**Task:** Report the lines of the data below that contain the string "screenshot".

+---+

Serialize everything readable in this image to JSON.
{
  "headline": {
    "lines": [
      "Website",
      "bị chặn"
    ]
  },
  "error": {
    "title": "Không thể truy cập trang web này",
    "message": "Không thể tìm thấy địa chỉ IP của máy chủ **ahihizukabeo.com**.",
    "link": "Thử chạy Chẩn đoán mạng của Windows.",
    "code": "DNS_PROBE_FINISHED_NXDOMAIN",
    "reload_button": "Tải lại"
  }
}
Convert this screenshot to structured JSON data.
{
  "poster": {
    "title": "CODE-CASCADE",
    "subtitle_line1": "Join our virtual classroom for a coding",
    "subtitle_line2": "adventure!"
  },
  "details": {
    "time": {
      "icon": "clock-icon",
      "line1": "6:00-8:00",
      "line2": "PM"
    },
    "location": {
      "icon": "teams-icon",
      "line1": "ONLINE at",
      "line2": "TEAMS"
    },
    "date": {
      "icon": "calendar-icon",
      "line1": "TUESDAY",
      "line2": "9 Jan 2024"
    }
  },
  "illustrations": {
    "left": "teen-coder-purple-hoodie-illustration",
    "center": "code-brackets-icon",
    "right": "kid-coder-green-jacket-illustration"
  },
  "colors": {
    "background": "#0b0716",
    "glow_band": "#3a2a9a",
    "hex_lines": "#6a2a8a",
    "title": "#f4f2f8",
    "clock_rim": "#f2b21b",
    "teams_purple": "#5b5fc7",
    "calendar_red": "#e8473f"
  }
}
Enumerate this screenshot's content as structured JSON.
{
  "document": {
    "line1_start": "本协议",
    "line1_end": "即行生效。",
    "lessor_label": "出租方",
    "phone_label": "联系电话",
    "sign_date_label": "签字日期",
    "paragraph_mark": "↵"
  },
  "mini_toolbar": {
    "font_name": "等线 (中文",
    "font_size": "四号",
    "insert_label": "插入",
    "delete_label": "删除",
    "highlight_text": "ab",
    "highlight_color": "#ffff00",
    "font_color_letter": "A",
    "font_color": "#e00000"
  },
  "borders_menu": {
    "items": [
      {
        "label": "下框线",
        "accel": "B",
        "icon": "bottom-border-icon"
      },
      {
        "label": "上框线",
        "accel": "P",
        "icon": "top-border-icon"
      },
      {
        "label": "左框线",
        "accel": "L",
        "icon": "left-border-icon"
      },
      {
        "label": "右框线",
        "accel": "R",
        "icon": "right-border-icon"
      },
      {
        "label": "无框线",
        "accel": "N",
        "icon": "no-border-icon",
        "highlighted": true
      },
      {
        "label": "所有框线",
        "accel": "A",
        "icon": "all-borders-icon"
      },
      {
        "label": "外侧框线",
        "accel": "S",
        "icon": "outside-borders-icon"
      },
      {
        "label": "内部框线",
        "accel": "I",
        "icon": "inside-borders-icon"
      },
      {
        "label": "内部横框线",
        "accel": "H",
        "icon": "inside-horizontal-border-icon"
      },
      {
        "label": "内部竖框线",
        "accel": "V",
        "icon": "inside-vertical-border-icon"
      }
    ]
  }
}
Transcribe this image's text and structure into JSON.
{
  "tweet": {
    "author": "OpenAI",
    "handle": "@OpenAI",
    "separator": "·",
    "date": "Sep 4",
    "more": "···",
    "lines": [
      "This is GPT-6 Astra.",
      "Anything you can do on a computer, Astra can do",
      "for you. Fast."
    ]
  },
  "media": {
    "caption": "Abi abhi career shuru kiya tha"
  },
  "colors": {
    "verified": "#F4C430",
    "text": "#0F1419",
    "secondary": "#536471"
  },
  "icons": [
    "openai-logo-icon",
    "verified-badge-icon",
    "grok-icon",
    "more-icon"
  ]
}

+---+

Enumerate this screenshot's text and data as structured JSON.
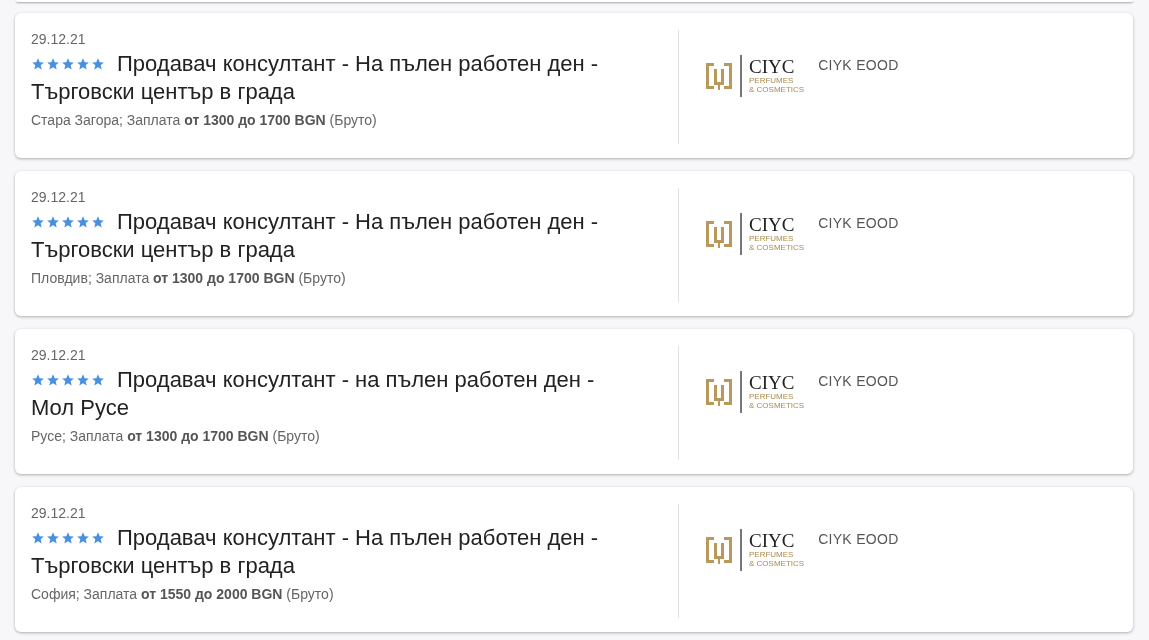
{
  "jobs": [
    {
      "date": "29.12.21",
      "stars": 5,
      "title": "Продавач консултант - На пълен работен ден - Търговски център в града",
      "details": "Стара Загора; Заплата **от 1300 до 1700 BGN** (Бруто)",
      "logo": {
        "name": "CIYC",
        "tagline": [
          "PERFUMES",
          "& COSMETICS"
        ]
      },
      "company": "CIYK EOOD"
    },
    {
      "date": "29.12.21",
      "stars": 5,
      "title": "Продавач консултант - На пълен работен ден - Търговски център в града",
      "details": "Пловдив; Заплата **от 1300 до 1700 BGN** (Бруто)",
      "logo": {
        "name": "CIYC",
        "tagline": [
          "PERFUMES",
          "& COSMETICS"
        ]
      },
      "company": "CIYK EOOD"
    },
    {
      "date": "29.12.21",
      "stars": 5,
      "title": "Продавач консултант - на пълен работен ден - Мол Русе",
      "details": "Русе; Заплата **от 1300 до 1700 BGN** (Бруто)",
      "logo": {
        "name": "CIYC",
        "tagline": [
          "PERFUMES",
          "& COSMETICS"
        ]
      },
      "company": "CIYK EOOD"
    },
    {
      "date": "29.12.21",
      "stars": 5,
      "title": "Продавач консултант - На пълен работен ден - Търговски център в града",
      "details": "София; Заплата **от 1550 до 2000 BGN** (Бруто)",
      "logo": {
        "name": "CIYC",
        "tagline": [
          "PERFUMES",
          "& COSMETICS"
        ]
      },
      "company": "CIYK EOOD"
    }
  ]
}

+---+

**Task answer:**
Convert this screenshot to structured JSON data.
Enumerate this screenshot's content as structured JSON.
Enumerate this screenshot's text and data as structured JSON.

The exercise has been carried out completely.